When you're living, don't just walk the bases. When it's your time, and you get to home plate (home plate being Heaven), slide in! Like, "Wooooo!" Like you weren't just walked home by the pitcher.

You have to use all your adrenaline and you rush to get to home plate, and then you slide in with enthusiasm: "I won, I did it, I lived life to the fullest. Hip-hop hooray." And you high five everyone who's waiting for you when you get there. And they say, "That was awesome. You lived such a great life. You lived it. You didn't tip toe around. You ran, you jumped, you prayed, you found joy."

I know that this is one tool in your process of grief that can be comforting. You do have to be careful because there are a lot of charlatans or mediums who take your money and they're not coming from the heart. They're not for real. That's why when I do my private readings, they're all free because I want people to really take in this experience from my heart to their heart and not have any, oh it's this much money, or oh she's taking advantage of my grief. I just want to be clear on my goal here. I'm here to help you and that's it. And I'm paying it forward. And I survive in other ways that God helps me, so that I can work for free during the day to give back. Then there's no weirdness around it because there's not expectation like, oh, I have to be "on" because what if they're disappointed.

I do believe people should give back in some way. We can squeeze a few minutes of a day to give back. Whether it's a call to an elderly relative, someone who needs to be heard, soup kitchen, you name it. A million and one ways. We are here to spread love and peace and comfort in whatever way that is. Even if it's just a smile to someone. We don't smile because we think people think, oh she's crazy.

LD: You're setting such a great example, not just for mediums but for all people.

MH: I want to teach people about life. How do we survive here? How do we put things into perspective? I might be "The Perspective Lady."

I teach doctors and nurses, lawyers, detectives, stay at home moms, electricians, every walk of life finds its way to me and I'd love it to be more accessible, so that if they're not in New England I can reach, like in a webinar, anywhere in the world.

LD: I hear you have a television pilot.

MH: Yes. I've been offered many things over several years. This finally felt right with ABC Disney, the executive producers of the Ghost Whisperer, and the Style Network. Style's brand is "Before meets after, a transformation," so I think that my mission fits right in with their brand, which is transformation. I'm happy about it.

# # #

Maureen Hancock (MA) is a nationally renowned spirit medium, teacher, lecturer, and holistic healer. An associate member of the Licensed Private Detective Association of Massachusetts, Maureen is cofounder of the non-profit organizations Seeds of Hope (www.seedsofhope.com) and Mission for the Missing (www.missionforthemissing.com).

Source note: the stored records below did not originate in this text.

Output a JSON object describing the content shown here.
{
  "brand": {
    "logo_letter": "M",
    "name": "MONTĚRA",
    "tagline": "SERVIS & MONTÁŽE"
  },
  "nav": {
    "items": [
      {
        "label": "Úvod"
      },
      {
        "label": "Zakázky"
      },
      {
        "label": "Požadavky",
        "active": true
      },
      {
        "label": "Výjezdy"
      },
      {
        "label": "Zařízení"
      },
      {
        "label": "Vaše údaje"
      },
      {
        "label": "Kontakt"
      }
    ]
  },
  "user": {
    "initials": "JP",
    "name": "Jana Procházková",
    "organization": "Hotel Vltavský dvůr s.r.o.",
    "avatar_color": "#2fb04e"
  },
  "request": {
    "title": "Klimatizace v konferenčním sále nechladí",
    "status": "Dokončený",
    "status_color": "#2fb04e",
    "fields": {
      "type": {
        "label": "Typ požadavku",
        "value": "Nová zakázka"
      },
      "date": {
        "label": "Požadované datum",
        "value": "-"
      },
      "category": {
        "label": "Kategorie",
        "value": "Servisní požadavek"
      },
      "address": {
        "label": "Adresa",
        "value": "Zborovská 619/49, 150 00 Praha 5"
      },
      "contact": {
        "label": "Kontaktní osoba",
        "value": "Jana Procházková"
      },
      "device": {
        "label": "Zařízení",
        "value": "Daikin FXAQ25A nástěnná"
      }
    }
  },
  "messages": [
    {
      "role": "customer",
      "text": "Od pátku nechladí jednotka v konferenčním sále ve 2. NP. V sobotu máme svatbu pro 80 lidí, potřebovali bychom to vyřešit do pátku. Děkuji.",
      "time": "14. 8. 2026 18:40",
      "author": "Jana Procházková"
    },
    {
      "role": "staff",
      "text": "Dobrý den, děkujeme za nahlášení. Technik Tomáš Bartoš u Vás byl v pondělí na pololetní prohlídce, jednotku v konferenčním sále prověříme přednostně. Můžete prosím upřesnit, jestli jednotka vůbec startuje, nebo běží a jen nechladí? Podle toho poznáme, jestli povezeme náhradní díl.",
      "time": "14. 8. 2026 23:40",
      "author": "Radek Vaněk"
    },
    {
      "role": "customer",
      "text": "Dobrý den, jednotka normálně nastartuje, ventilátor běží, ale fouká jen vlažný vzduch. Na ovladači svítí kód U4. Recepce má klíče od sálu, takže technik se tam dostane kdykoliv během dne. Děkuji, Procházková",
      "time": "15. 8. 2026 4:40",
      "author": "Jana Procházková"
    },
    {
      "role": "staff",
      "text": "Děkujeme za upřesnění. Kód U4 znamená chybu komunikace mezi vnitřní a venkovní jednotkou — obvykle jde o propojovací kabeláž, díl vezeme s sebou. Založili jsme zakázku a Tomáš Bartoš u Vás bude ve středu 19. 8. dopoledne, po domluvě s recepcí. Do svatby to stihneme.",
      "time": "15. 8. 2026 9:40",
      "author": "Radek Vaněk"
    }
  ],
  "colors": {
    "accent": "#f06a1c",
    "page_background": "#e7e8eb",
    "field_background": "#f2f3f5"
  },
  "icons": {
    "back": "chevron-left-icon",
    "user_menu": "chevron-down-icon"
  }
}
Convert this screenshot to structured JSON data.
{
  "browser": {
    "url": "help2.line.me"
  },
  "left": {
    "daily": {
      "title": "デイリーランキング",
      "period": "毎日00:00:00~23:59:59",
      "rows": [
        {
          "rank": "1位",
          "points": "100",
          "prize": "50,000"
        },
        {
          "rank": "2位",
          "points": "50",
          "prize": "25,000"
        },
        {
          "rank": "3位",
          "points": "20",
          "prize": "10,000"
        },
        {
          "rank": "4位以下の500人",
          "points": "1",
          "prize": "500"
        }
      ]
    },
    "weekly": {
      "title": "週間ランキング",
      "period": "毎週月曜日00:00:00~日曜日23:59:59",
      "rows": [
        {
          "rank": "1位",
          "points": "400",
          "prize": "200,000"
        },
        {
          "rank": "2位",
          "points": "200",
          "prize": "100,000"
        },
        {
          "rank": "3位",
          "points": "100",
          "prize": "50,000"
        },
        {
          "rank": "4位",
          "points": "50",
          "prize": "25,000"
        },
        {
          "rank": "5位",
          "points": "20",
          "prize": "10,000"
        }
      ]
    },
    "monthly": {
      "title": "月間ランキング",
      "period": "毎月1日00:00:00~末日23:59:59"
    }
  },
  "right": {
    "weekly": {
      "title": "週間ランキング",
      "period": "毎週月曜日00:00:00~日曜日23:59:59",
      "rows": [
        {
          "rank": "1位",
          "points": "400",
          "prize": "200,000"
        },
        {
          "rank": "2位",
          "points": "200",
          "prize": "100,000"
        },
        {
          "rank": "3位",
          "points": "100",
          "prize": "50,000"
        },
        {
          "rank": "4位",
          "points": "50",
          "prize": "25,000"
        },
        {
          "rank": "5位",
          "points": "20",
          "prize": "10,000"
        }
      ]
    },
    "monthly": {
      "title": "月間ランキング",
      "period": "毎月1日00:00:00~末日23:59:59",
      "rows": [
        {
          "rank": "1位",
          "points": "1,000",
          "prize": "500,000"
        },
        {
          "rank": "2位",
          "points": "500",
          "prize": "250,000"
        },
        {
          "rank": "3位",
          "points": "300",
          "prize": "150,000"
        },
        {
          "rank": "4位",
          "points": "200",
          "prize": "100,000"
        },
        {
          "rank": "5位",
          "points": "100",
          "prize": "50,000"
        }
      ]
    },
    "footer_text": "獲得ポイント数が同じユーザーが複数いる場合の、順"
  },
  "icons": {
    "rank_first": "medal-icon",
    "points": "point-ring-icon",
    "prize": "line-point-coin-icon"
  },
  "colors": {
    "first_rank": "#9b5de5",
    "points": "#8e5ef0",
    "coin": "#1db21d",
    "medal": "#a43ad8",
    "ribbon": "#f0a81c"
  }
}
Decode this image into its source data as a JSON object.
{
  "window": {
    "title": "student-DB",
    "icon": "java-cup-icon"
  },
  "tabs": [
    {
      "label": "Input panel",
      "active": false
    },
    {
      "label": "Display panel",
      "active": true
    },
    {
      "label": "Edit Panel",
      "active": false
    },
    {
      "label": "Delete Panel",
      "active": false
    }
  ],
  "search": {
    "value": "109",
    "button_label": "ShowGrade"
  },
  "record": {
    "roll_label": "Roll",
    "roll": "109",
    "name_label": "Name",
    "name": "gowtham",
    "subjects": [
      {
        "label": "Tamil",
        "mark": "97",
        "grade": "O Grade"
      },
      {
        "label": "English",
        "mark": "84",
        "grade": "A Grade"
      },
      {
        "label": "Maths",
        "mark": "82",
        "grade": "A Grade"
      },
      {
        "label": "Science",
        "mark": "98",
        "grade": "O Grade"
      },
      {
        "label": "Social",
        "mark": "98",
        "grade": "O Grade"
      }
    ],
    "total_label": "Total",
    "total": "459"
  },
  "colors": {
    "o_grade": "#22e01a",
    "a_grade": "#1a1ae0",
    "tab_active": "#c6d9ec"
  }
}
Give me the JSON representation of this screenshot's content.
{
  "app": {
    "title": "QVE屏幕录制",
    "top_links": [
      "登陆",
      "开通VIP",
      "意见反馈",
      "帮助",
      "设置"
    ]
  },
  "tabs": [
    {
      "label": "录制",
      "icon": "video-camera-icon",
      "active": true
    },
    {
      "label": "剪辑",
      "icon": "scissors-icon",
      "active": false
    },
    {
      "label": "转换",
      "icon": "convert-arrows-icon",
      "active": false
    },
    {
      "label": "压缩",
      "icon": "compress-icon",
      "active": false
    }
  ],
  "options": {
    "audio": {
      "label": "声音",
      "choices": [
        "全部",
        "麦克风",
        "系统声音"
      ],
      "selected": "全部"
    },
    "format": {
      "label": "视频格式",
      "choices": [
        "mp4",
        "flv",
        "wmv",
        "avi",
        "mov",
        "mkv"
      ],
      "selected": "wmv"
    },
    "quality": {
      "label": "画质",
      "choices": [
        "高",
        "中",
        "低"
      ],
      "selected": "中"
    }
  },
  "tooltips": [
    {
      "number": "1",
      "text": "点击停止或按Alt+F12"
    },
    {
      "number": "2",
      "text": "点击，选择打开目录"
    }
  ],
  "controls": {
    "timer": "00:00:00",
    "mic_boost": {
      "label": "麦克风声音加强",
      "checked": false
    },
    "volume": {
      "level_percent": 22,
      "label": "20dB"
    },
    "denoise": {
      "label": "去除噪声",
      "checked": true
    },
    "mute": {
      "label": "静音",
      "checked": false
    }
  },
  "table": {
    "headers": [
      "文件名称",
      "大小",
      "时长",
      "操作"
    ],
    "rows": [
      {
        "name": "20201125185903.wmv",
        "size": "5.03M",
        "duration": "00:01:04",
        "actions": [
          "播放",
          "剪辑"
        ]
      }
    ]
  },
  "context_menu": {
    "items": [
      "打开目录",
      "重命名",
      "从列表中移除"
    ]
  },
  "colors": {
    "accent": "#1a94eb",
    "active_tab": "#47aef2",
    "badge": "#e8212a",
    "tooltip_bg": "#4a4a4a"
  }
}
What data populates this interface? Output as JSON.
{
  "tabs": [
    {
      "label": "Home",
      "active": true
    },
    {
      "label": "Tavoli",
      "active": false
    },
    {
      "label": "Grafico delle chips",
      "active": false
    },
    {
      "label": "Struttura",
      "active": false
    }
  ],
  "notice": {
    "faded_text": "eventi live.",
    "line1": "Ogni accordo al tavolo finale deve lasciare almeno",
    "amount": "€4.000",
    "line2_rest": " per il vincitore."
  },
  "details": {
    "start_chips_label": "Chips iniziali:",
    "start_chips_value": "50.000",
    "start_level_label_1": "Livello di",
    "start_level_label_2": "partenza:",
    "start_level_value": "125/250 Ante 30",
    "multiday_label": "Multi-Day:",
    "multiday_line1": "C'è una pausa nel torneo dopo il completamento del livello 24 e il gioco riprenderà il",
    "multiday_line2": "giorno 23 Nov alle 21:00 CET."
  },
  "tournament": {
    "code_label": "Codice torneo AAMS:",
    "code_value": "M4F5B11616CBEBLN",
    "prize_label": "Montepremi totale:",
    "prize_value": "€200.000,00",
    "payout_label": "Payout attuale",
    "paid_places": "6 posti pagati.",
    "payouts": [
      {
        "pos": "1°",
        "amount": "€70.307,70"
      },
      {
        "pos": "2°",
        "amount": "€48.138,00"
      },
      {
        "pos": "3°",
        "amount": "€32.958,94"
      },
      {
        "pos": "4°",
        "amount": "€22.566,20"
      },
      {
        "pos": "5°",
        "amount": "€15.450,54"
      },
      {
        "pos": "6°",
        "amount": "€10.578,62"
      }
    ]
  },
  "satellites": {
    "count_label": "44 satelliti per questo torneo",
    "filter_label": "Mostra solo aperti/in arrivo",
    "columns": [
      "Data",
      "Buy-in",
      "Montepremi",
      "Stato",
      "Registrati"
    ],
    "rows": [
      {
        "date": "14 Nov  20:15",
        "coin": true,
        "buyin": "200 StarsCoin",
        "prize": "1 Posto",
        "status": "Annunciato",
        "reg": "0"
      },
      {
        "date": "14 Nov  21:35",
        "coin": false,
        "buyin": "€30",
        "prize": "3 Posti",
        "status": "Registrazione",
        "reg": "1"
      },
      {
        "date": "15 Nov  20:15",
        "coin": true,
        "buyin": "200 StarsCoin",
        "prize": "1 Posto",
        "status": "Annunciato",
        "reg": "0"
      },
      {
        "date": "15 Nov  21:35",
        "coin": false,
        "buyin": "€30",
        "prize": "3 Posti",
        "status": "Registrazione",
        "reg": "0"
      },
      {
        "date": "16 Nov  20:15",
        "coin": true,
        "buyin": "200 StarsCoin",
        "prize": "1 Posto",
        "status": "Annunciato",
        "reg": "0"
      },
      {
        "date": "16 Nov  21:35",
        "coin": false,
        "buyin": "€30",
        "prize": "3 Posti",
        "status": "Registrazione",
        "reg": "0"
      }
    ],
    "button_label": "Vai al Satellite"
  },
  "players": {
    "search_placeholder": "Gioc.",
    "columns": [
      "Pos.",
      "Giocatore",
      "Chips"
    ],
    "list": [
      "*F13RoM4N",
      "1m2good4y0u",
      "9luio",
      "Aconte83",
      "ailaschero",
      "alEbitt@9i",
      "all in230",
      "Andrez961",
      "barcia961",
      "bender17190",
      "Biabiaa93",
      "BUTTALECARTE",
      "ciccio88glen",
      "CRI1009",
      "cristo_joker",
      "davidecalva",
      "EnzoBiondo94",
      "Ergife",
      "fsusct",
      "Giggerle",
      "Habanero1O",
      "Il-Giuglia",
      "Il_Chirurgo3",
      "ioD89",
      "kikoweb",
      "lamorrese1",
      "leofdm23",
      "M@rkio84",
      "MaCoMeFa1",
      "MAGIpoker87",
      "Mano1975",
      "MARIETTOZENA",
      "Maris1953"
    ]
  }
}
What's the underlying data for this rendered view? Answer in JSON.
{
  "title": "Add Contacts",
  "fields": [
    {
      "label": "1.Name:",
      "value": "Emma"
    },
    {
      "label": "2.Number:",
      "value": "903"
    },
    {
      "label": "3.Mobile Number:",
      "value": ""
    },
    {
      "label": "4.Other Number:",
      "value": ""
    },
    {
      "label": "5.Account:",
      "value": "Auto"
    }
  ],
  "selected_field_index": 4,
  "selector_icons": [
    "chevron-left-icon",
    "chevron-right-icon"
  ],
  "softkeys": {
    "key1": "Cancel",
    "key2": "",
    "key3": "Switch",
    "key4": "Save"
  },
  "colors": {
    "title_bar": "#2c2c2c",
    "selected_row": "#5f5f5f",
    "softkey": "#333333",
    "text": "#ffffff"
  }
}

Ms. Hancock has appeared on Fox's Wedlock or Deadlock and has been featured in numerous articles and can be heard on radio stations around the country.

She lives in a small town south of Boston, Massachusetts, with her husband, two children, and chocolate lab, Ally. Visit the author at www.maureenhancock.com.